▶ What the exercise asks:
Gather each line of the entries below that includes "text".
────────────────
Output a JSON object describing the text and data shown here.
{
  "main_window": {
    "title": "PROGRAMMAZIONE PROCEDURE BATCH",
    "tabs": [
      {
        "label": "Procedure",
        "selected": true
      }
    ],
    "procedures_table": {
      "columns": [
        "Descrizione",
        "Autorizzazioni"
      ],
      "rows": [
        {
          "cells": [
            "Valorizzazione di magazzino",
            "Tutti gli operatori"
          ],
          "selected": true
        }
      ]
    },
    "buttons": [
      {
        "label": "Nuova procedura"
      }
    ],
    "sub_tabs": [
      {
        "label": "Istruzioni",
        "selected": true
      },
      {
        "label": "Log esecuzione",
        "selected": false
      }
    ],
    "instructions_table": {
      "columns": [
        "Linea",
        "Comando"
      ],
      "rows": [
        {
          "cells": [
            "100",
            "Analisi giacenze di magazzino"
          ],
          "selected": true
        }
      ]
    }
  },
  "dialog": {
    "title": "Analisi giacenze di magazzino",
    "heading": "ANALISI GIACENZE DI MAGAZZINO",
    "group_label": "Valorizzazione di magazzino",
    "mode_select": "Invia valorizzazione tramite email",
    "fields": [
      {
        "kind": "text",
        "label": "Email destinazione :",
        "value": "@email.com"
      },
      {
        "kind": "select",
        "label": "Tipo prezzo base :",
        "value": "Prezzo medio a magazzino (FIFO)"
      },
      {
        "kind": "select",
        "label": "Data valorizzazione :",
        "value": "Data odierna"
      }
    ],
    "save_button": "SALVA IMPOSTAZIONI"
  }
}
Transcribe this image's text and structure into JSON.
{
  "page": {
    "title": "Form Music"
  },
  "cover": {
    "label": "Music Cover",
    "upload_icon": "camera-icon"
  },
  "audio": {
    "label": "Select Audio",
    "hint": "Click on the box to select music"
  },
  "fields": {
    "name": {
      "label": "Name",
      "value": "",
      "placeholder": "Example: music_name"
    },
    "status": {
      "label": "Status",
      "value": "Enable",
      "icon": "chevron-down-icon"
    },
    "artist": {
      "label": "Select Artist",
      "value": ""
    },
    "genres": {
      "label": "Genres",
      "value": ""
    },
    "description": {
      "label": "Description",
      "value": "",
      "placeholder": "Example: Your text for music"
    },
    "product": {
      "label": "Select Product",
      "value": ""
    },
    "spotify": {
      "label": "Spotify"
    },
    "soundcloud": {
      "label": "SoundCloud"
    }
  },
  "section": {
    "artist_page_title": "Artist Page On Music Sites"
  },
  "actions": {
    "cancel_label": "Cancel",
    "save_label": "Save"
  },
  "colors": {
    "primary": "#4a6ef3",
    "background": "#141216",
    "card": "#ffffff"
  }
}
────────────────
▶ Result:
Output a JSON object describing the text and data shown here.
        "kind": "text",
Transcribe this image's text and structure into JSON.
      "placeholder": "Example: Your text for music"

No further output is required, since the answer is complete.